NH resident supports museum, reflects on father’s service in WWII

From the first time Sandown, NH resident Dan Marrone visited the Wright Museum, he was “hooked.”

“This place is a treasure,” he said. 

Marrone was so moved, in fact, he made a $15,000 investment, which enabled the museum to complete a walkway from its entrance to a Remembrance Garden, framed by flags, shrubbery and memorial bricks. 

One of these bricks will soon honor Marrone’s father with the inscription, “Dedicated to PFC Daniel Marrone, 3rd Army, WWII, and to all those who comprise ‘the Greatest Generation.’” Daniel Marrone served in General Patton’s Third Army March.

“My dad said only two things really brought fear into his bones — the German 88mm gun and the V-1/V-2 rockets,” explained Marrone, whose father shared several related stories about each.

“Being part of Patton’s 3rd Army, there was a skirmish or two with the German equivalent of Patton, General Irwin Rommel,” he said. “Rommel would throw a rock at you to get you to pursue him until you came to a rise in a hill or a bend in the road, and then they would be waiting for you.”

Regarding the German V-1 and V-2, they pummeled England, especially London, almost until the war’s end. 

Marrone recounted, “I remember my dad saying, ‘You would always hear it before you saw it. Then it went by overhead. Then you said a prayer that you would continue to hear it once out of sight. When the noise stopped, that was when it began dive-bombing to its target. It could be miles away from you, but if it exploded, no foxhole was deep enough.’”

He said his father was always proud of the fact that his unit spent “343 consecutive days of mud, snow and blood in the field without relief but got the job done.”

“He was part of a crew that fired the Army’s largest cannon — the 155mm ‘Long Tom,’” he added.

This cannon, explained Marrone, had an 18-mile range and had 90 pound shells.

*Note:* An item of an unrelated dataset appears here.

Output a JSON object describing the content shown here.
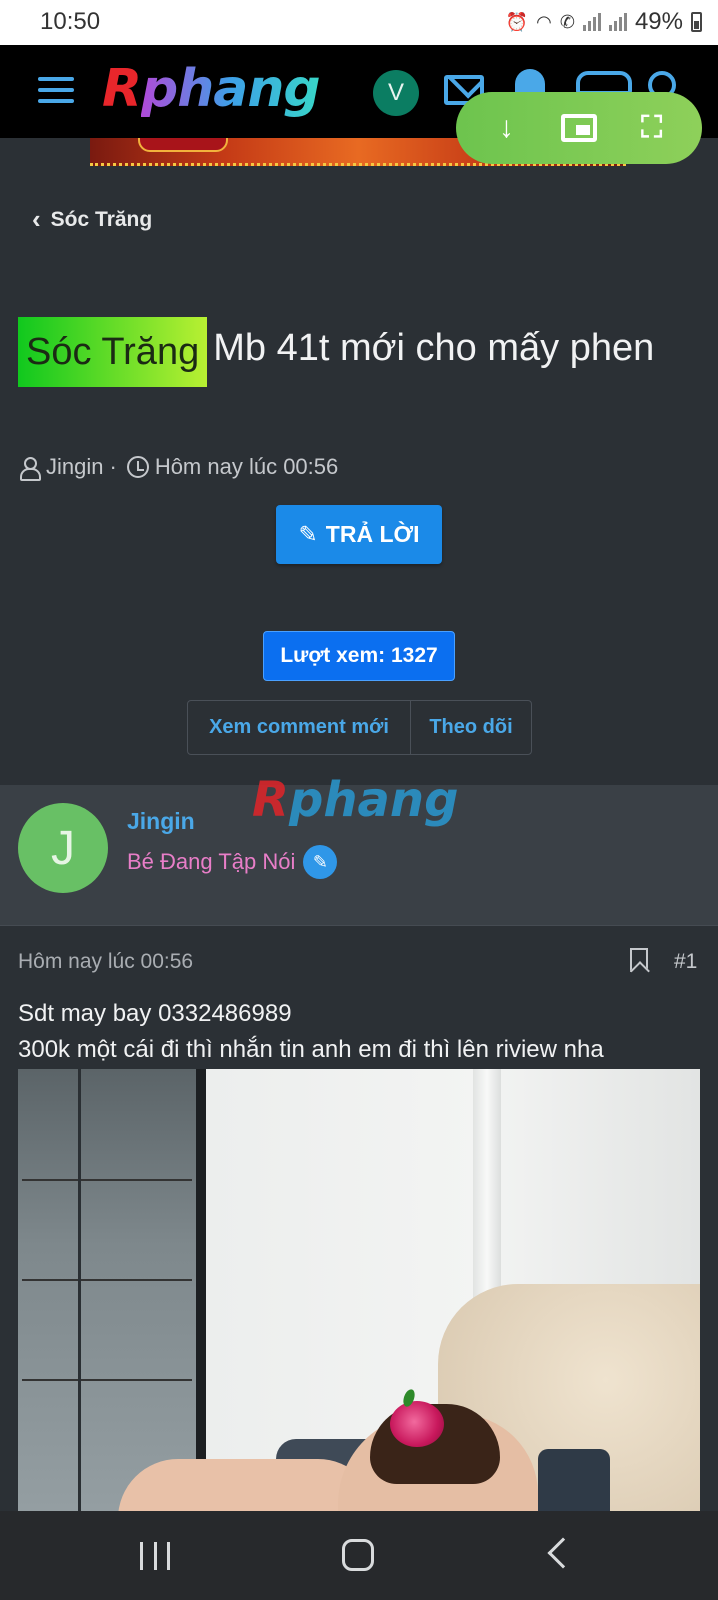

Having worked on the old New Haven Railroad before the war, he said his father was ready to handle loading of the shells by himself.

“For the rest of the crew, it was a two-man job,” he laughed.

Ironically, Marrone said one of his father’s worst moments came after the war on the trip home from Europe across the Atlantic on the Queen Mary.

“A massive storm hit the ship, but its tank-like construction saved all on-board,” he said. “My dad always remembered thinking while riding out the storm, ‘I got through WWII only to die in peacetime?’”

Expressing enthusiasm for the time when the museum can hold a ceremony to commemorate the completion of the Remembrance Garden, Marrone said he will simply “do the next best thing” in the meantime.

“I’ll visit and go see my favorite item, the museum’s Pershing tank, which was the only tank the German army feared during the war,” he laughed. 

The region’s leading resource for educators and learners of all ages on World War II, The Wright features more than 14,000 items in its collection that are representative of both the home front and battle field.